DIRECTIONS FOR THIS TASK => Copy out each line of the material in which the word "danger" can be found.

EXCERPTED RECORDS: Begin

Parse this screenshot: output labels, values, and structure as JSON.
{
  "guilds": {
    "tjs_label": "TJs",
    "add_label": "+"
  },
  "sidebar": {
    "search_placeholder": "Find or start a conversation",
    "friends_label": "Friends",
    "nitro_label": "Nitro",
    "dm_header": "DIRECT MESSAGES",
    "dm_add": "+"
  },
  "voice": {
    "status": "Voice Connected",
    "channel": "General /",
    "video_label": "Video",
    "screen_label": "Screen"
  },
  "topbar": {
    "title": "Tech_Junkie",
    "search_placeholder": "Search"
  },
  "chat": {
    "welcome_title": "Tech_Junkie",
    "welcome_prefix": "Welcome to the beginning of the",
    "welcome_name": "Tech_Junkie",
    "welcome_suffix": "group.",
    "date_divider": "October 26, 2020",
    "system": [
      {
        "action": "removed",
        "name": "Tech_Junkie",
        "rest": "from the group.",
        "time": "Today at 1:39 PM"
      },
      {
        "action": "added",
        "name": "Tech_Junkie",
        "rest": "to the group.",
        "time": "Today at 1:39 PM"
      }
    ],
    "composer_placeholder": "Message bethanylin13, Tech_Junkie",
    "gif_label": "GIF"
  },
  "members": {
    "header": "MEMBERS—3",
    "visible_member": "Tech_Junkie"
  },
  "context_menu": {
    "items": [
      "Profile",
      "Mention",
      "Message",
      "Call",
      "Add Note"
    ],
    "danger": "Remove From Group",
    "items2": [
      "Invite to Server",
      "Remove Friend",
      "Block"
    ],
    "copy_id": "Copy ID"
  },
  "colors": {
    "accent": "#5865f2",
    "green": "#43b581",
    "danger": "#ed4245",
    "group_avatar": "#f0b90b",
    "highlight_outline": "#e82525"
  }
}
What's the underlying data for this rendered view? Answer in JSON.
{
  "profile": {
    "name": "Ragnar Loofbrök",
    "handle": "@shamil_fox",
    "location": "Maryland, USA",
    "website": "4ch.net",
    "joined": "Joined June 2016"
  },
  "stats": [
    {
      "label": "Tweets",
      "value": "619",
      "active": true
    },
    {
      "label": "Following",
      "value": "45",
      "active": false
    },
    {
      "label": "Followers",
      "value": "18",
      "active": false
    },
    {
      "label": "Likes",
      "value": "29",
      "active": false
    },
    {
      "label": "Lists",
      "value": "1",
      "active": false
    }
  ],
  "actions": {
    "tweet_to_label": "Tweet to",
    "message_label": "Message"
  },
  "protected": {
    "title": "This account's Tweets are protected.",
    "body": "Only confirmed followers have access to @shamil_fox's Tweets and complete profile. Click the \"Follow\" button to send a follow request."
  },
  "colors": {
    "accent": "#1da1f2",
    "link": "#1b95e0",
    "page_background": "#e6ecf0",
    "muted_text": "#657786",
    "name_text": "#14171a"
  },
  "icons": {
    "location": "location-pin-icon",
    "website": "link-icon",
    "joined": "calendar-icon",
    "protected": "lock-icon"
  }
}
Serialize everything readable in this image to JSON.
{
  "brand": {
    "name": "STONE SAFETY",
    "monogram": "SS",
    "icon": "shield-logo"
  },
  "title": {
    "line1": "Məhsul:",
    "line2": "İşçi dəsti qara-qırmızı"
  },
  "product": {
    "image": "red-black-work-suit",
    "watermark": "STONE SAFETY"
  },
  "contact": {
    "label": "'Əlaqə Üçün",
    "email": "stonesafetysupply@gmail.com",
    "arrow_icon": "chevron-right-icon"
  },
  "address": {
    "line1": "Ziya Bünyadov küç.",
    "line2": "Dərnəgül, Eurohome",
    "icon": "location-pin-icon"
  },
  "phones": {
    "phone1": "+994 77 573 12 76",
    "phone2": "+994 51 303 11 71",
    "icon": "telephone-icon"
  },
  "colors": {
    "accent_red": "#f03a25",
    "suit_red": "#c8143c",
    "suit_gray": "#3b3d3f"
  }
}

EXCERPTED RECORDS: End

RESPONSE AREA =>
    "danger": "Remove From Group",
    "danger": "#ed4245",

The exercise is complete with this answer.